Good, you ought to have it closed, and your worry is genuine if you still have it open. We are typically not out of the woods until a year after the stroke, the first three months being the critical stage. Anti-platelet meds will help. I too am due for another MRI of my head and neck, to reassure me no new nasties have turned up.

Can't say about the dizziness as I still have it but like you, I hope it goes away or at least reduces enough to live life without having it so prominently part of my every waking moment.

Yes the dizziness is the main symptom that is holding me back otherwise managing ok.

Need to fight this for my family.

Take care.



Glad to see your recovering even if it’s slightly slower.
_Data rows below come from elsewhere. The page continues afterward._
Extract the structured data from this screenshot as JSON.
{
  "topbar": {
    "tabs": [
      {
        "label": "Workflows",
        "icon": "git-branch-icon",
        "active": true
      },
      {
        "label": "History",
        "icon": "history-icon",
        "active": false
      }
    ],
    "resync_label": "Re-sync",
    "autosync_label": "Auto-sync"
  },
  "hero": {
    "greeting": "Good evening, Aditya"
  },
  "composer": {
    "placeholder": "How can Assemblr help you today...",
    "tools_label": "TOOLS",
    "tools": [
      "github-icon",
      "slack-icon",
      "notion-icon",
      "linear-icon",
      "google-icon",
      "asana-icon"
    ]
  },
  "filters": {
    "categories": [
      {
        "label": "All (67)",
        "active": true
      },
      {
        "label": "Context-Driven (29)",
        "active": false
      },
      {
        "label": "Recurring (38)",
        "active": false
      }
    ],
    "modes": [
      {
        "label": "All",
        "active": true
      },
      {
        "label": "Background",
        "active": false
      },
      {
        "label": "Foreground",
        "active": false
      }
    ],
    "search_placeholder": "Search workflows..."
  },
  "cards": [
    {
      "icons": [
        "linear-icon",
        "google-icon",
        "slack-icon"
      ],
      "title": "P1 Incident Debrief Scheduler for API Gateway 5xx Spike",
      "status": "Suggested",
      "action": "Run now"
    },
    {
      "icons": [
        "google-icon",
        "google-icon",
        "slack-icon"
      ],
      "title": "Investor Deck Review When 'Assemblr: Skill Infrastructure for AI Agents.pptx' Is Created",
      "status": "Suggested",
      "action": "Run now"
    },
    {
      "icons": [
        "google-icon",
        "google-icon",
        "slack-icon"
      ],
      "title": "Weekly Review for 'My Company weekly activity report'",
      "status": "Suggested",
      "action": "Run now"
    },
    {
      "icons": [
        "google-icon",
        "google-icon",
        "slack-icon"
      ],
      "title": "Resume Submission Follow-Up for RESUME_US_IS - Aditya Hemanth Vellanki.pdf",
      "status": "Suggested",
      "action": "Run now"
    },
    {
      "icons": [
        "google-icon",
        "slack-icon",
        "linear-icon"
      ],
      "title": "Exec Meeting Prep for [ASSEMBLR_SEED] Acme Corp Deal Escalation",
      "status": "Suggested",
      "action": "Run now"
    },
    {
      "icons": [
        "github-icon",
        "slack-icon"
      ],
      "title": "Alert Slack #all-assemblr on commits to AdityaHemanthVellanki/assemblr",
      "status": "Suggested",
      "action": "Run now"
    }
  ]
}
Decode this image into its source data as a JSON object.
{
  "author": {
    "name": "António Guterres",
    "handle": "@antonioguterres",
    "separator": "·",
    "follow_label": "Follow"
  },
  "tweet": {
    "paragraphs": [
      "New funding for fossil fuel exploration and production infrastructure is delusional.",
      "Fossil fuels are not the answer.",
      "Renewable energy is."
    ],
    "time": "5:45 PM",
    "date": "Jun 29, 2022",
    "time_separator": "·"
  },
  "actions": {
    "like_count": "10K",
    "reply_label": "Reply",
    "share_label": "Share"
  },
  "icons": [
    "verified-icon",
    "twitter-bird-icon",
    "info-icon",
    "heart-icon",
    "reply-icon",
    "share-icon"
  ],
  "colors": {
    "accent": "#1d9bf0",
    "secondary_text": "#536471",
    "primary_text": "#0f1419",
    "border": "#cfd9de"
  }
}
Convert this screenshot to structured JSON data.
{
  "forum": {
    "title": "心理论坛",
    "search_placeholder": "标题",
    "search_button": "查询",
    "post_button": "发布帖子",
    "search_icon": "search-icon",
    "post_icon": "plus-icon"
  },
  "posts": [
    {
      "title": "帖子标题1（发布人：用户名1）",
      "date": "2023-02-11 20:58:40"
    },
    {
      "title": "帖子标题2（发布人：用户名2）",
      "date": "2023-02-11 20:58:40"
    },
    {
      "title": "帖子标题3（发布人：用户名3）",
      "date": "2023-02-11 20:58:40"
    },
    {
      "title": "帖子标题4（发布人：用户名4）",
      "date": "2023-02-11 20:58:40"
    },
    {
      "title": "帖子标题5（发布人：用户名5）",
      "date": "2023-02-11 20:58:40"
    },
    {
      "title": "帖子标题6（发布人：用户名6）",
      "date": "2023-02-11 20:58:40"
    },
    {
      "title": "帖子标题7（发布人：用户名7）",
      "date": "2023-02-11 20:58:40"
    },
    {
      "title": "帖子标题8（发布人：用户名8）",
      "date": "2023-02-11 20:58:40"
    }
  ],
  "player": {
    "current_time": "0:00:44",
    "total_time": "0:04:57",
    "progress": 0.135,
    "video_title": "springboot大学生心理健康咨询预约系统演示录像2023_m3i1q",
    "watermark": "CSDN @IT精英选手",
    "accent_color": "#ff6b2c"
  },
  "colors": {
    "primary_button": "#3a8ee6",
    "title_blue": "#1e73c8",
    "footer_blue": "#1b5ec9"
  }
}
Iv tried pushing myself being an ex semi pro footballer so it’s the way Iv always been. Do struggle tho as I can’t do the things I used too but it’s stillearly days so fingers crossed things will improve over the coming months 

I know a few chaps with hardier backgrounds like ex-military, ex-police who do very well with recovery, and I am sure your football (Rugby?) background will serve you well. I'm an author so not as physically robust, but I also farm (keep pigs and bees), manage an orchard and cycle, so am relatively fit but haven't had that mental resilience folks like yourself have trained up playing a competitive sport. Where I come from, people play Aussie Rules, or sometimes referred to as aerial ping-pong! I was never good at it because I am sadly not competitive at all. Unless, it is chess, but even then I admit defeat graciously. :)

All the best with your MRI